What to work on | Copy each entry below exactly. No images.

Material to process |
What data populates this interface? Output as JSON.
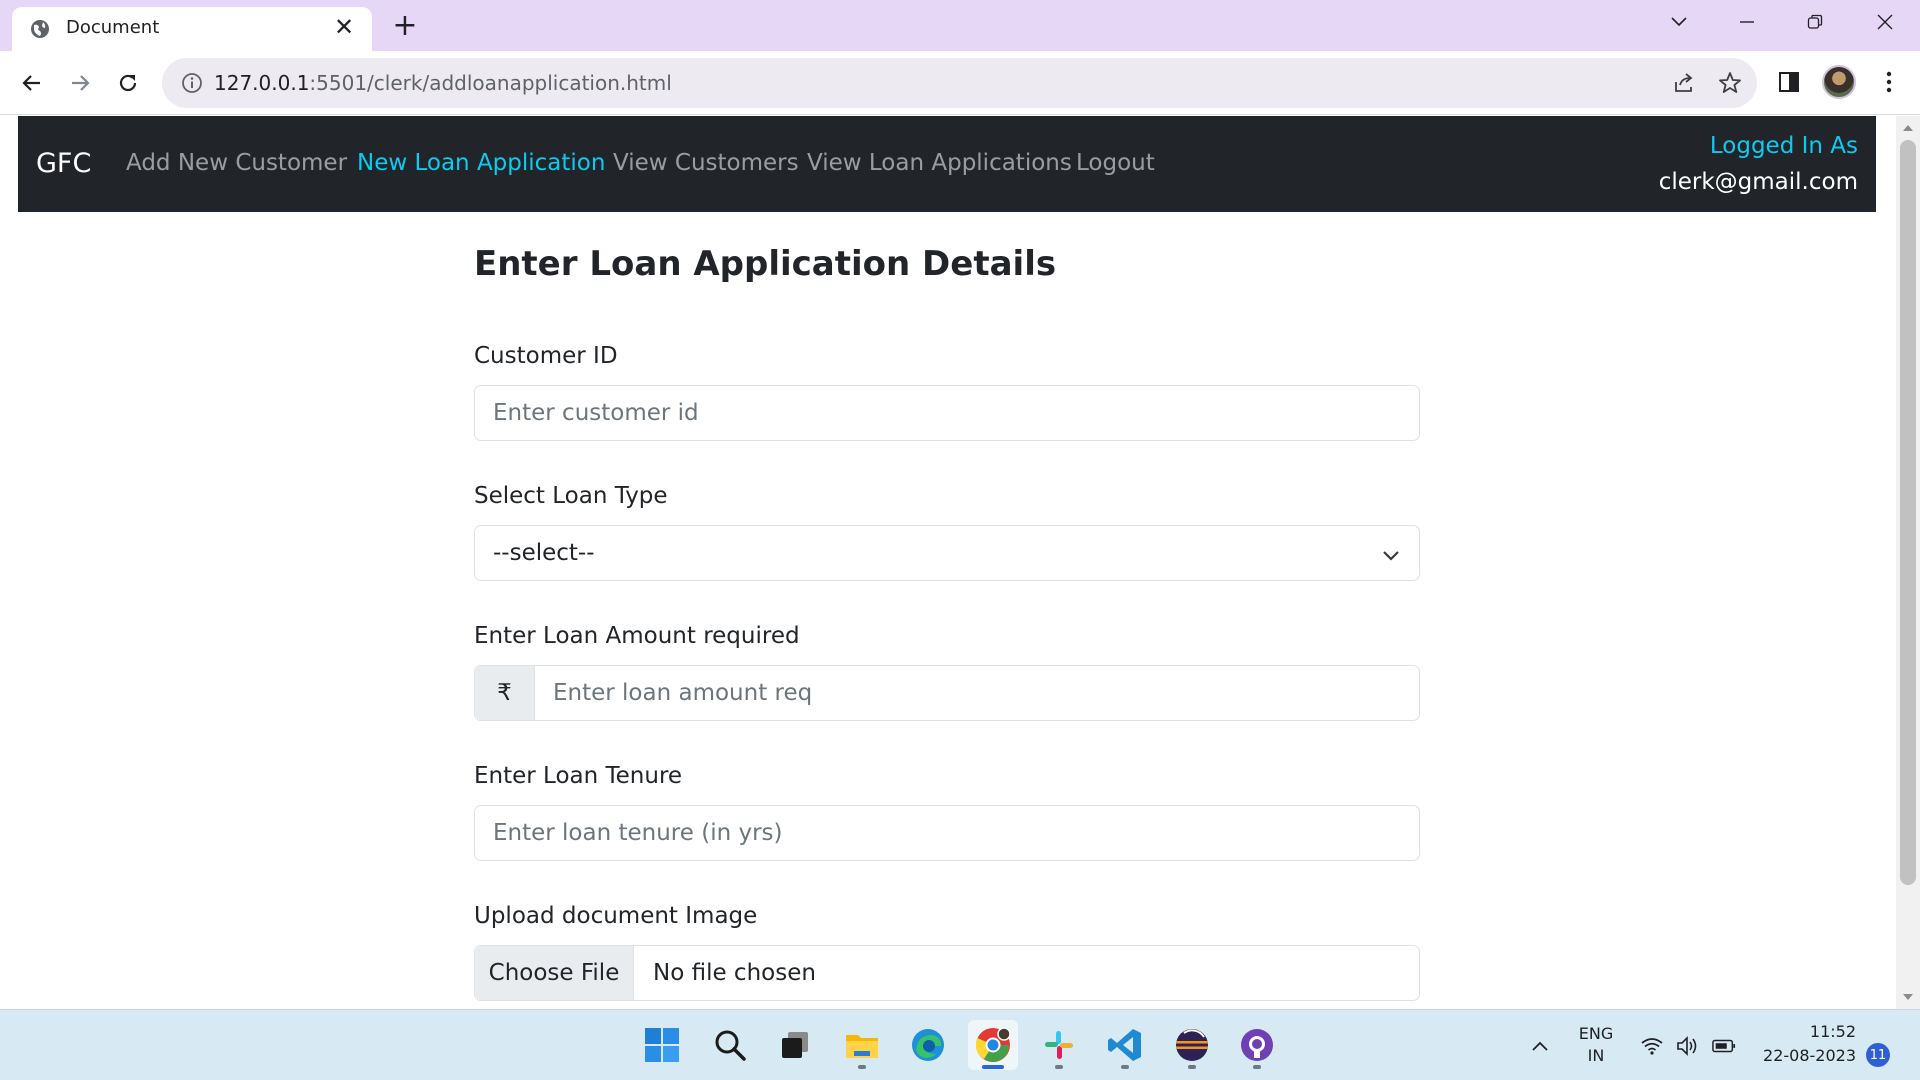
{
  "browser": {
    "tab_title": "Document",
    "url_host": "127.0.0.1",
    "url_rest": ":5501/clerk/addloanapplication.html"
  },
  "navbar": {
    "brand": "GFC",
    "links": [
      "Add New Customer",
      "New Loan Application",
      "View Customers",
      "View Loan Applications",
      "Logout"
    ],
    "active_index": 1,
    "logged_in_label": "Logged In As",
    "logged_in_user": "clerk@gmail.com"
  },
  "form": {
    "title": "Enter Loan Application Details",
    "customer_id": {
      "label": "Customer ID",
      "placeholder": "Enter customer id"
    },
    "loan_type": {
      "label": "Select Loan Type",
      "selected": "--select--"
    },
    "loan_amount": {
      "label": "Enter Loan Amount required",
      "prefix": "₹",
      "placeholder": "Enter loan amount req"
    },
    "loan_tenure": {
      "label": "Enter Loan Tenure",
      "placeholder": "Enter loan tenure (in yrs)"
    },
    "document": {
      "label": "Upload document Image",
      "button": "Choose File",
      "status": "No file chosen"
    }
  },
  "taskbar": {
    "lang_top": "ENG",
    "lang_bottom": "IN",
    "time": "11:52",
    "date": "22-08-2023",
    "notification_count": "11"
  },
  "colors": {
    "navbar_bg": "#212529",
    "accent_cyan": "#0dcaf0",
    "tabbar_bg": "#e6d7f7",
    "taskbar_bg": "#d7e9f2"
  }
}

Response to this exercise |
What data populates this interface? Output as JSON.
{
  "browser": {
    "tab_title": "Document",
    "url_host": "127.0.0.1",
    "url_rest": ":5501/clerk/addloanapplication.html"
  },
  "navbar": {
    "brand": "GFC",
    "links": [
      "Add New Customer",
      "New Loan Application",
      "View Customers",
      "View Loan Applications",
      "Logout"
    ],
    "active_index": 1,
    "logged_in_label": "Logged In As",
    "logged_in_user": "clerk@gmail.com"
  },
  "form": {
    "title": "Enter Loan Application Details",
    "customer_id": {
      "label": "Customer ID",
      "placeholder": "Enter customer id"
    },
    "loan_type": {
      "label": "Select Loan Type",
      "selected": "--select--"
    },
    "loan_amount": {
      "label": "Enter Loan Amount required",
      "prefix": "₹",
      "placeholder": "Enter loan amount req"
    },
    "loan_tenure": {
      "label": "Enter Loan Tenure",
      "placeholder": "Enter loan tenure (in yrs)"
    },
    "document": {
      "label": "Upload document Image",
      "button": "Choose File",
      "status": "No file chosen"
    }
  },
  "taskbar": {
    "lang_top": "ENG",
    "lang_bottom": "IN",
    "time": "11:52",
    "date": "22-08-2023",
    "notification_count": "11"
  },
  "colors": {
    "navbar_bg": "#212529",
    "accent_cyan": "#0dcaf0",
    "tabbar_bg": "#e6d7f7",
    "taskbar_bg": "#d7e9f2"
  }
}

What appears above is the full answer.